Rondo’s brief stint with the Bulls saw him average 7.8 points, 6.7 assists, 5.1 rebounds and 40.8 per cent shooting overall. He did, however, set a career high in 3-point percentage with his mark of 37.6 on 1.9 attempts per game and was instrumental in the first two games of Chicago’s first-round playoff series against Boston – both wins – before suffering a thumb injury that ended his campaign.
As far as chemistry with teammates and coaches, an area Rondo carries baggage in, he embraced a leadership role with the Bulls’ young players and took a professional approach for the most part, despite his minutes varying wildly.
The publicised clashes he had came when he blasted fellow veterans Jimmy Butler and Dwyane Wade through an Instagram post for calling out the team’s younger players, and when he served a one-game suspension for an incident with assistant coach Jim Boylen.
With the Pelicans, Rondo will once again share the court with Cousins, a volatile personality in his own right.
The two flourished in the one season they previous played together in Sacramento in 2015-16, with Rondo averaging 11.9 points, 11.7 assists and 6.0 rebounds, while Cousins put up 26.9 points and 11.5 rebounds per game.
Rondo is expected to both play with and back-up Jrue Holiday, who re-signed on a five-year, $126 million deal earlier in the summer.

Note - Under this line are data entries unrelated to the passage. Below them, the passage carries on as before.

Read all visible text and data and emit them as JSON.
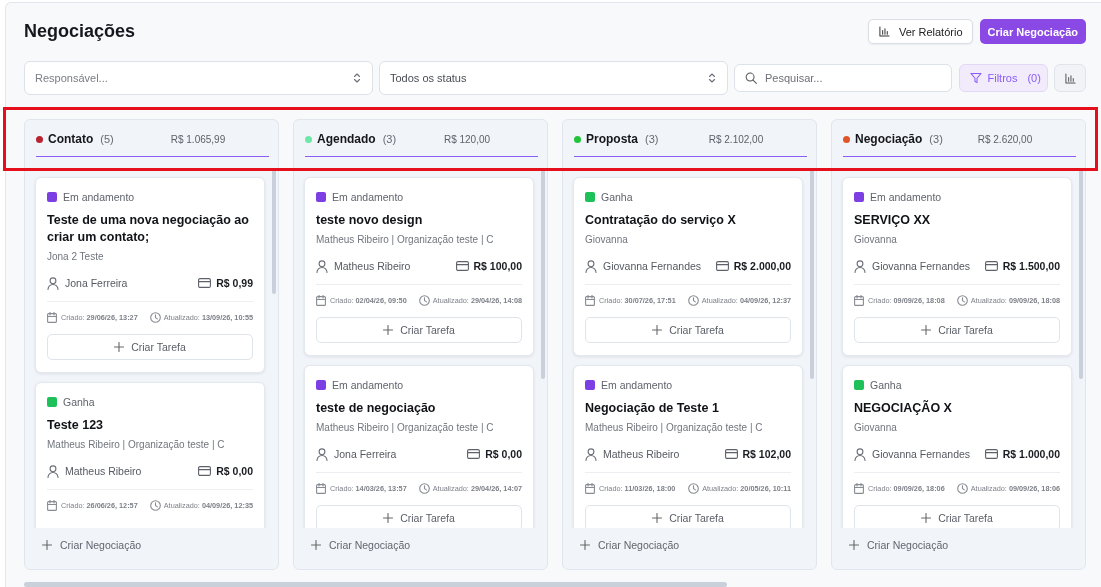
{
  "page": {
    "title": "Negociações"
  },
  "report_button": {
    "label": "Ver Relatório"
  },
  "create_button": {
    "label": "Criar Negociação"
  },
  "filters": {
    "responsible": {
      "placeholder": "Responsável..."
    },
    "status": {
      "value": "Todos os status"
    },
    "search": {
      "placeholder": "Pesquisar..."
    },
    "filters_button": {
      "label": "Filtros",
      "count": "(0)"
    }
  },
  "highlight": {
    "column_headers": true
  },
  "columns": [
    {
      "name": "Contato",
      "count": "(5)",
      "total": "R$ 1.065,99",
      "color": "#b8232f",
      "add_label": "Criar Negociação",
      "cards": [
        {
          "status": {
            "label": "Em andamento",
            "color": "#7c3fe4"
          },
          "title": "Teste de uma nova negociação ao criar um contato;",
          "subtitle": "Jona 2 Teste",
          "owner": "Jona Ferreira",
          "amount": "R$ 0,99",
          "created": "Criado: **29/06/26, 13:27**",
          "updated": "Atualizado: **13/09/26, 10:55**",
          "task_button": "Criar Tarefa"
        },
        {
          "status": {
            "label": "Ganha",
            "color": "#1ec05a"
          },
          "title": "Teste 123",
          "subtitle": "Matheus Ribeiro | Organização teste | C",
          "owner": "Matheus Ribeiro",
          "amount": "R$ 0,00",
          "created": "Criado: **26/06/26, 12:57**",
          "updated": "Atualizado: **04/09/26, 12:35**"
        }
      ]
    },
    {
      "name": "Agendado",
      "count": "(3)",
      "total": "R$ 120,00",
      "color": "#6ee7a6",
      "add_label": "Criar Negociação",
      "cards": [
        {
          "status": {
            "label": "Em andamento",
            "color": "#7c3fe4"
          },
          "title": "teste novo design",
          "subtitle": "Matheus Ribeiro | Organização teste | C",
          "owner": "Matheus Ribeiro",
          "amount": "R$ 100,00",
          "created": "Criado: **02/04/26, 09:50**",
          "updated": "Atualizado: **29/04/26, 14:08**",
          "task_button": "Criar Tarefa"
        },
        {
          "status": {
            "label": "Em andamento",
            "color": "#7c3fe4"
          },
          "title": "teste de negociação",
          "subtitle": "Matheus Ribeiro | Organização teste | C",
          "owner": "Jona Ferreira",
          "amount": "R$ 0,00",
          "created": "Criado: **14/03/26, 13:57**",
          "updated": "Atualizado: **29/04/26, 14:07**",
          "task_button": "Criar Tarefa"
        }
      ]
    },
    {
      "name": "Proposta",
      "count": "(3)",
      "total": "R$ 2.102,00",
      "color": "#22c33a",
      "add_label": "Criar Negociação",
      "cards": [
        {
          "status": {
            "label": "Ganha",
            "color": "#1ec05a"
          },
          "title": "Contratação do serviço X",
          "subtitle": "Giovanna",
          "owner": "Giovanna Fernandes",
          "amount": "R$ 2.000,00",
          "created": "Criado: **30/07/26, 17:51**",
          "updated": "Atualizado: **04/09/26, 12:37**",
          "task_button": "Criar Tarefa"
        },
        {
          "status": {
            "label": "Em andamento",
            "color": "#7c3fe4"
          },
          "title": "Negociação de Teste 1",
          "subtitle": "Matheus Ribeiro | Organização teste | C",
          "owner": "Matheus Ribeiro",
          "amount": "R$ 102,00",
          "created": "Criado: **11/03/26, 18:00**",
          "updated": "Atualizado: **20/05/26, 10:11**",
          "task_button": "Criar Tarefa"
        }
      ]
    },
    {
      "name": "Negociação",
      "count": "(3)",
      "total": "R$ 2.620,00",
      "color": "#e0542a",
      "add_label": "Criar Negociação",
      "cards": [
        {
          "status": {
            "label": "Em andamento",
            "color": "#7c3fe4"
          },
          "title": "SERVIÇO XX",
          "subtitle": "Giovanna",
          "owner": "Giovanna Fernandes",
          "amount": "R$ 1.500,00",
          "created": "Criado: **09/09/26, 18:08**",
          "updated": "Atualizado: **09/09/26, 18:08**",
          "task_button": "Criar Tarefa"
        },
        {
          "status": {
            "label": "Ganha",
            "color": "#1ec05a"
          },
          "title": "NEGOCIAÇÃO X",
          "subtitle": "Giovanna",
          "owner": "Giovanna Fernandes",
          "amount": "R$ 1.000,00",
          "created": "Criado: **09/09/26, 18:06**",
          "updated": "Atualizado: **09/09/26, 18:06**",
          "task_button": "Criar Tarefa"
        }
      ]
    }
  ]
}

While shooting and floor spacing could be a concern for the Pelicans when Rondo, Cousins and Anthony Davis are all on the floor, the two big men will now have a pass-first distributor to lubricate the offence.
The addition of Rondo could have a positive effect on Cousins before the centre hits free agency next offseason, which in turn could keep the Pelicans’ core intact and allow them to avoid preemptively trading Davis before his contract runs out.
Coincidentally or not, Lonzo Ball’s rise in play in the NBA’s Summer League has come as he’s moved away from his signature shoe line.
After donning the Big Baller Brand’s ZO2 in his first two games at the Las Vegas circuit, the Los Angeles Lakers point guard has made headlines for switching up both his footwear and play on the court.
For his third game, last month’s number two overall draft pick went with Nike’s Kobe A.D. in the Purple Stardust colourway and had his best performance yet, dropping 36 points, 11 assists, eight rebounds and five steals in a 103-102 win over the Philadelphia 76ers.
Ball followed that showing up by wearing the Night Life version of adidas’ Harden Vol 1 and recording his second triple-double with 16 points, 12 assists and 10 rebounds to defeat Cleveland 94-83 on Thursday.
On his decision to wear the Kobe A.D., Ball said on ESPN he wanted to get the “Mamba mentality”, referring to Kobe Bryant’s nickname, and had a similar answer when asked why he then wore the Harden Vol 1.
“‘Fear the beard,” Ball said after the victory over the Cavaliers, invoking James Harden’s trademark facial hair. “Even though I don’t have one (a beard), but it’s just something different.”
LaVar Ball, Lonzo’s father and unofficial hype man, has no problem with his son’s choice of footwear, telling ESPN: “Lonzo is not forced to wear any brand and can play in any shoe he wants as long as it’s OK with the NBA. This is what being independent is all about.”
The Lakers play their final game of their Summer League schedule today against Brooklyn (UAE: 06:00 +1), but through four appearances, Ball has undoubtedly been better when he’s worn a brand other than his own on his feet.
He’s averaging 26.0 points, 11.5 assists, 9.0 rebounds, 5.0 steals, 42.8 per cent shooting from the field and 25.0 per cent on 3-pointers with non-Big Baller Brand kicks, compared to 8.0 points, 8.0 assists, 7.0 rebounds, 1.5 steals, 25.0 per cent shooting overall and 12.5 per cent from long range with his signature shoe.
Ball, however, believes the biggest factor to his improvement has been his fitness.
“I would say my wind,” Ball said. The first couple of games I was getting tired fast, this was my first time playing in how long.
“Now it’s comfortable and I’m playing the whole fourth quarter, so I feel good out there.”
Whatever shoe he wears going forward, it won’t matter if Ball keeps playing like he has of late.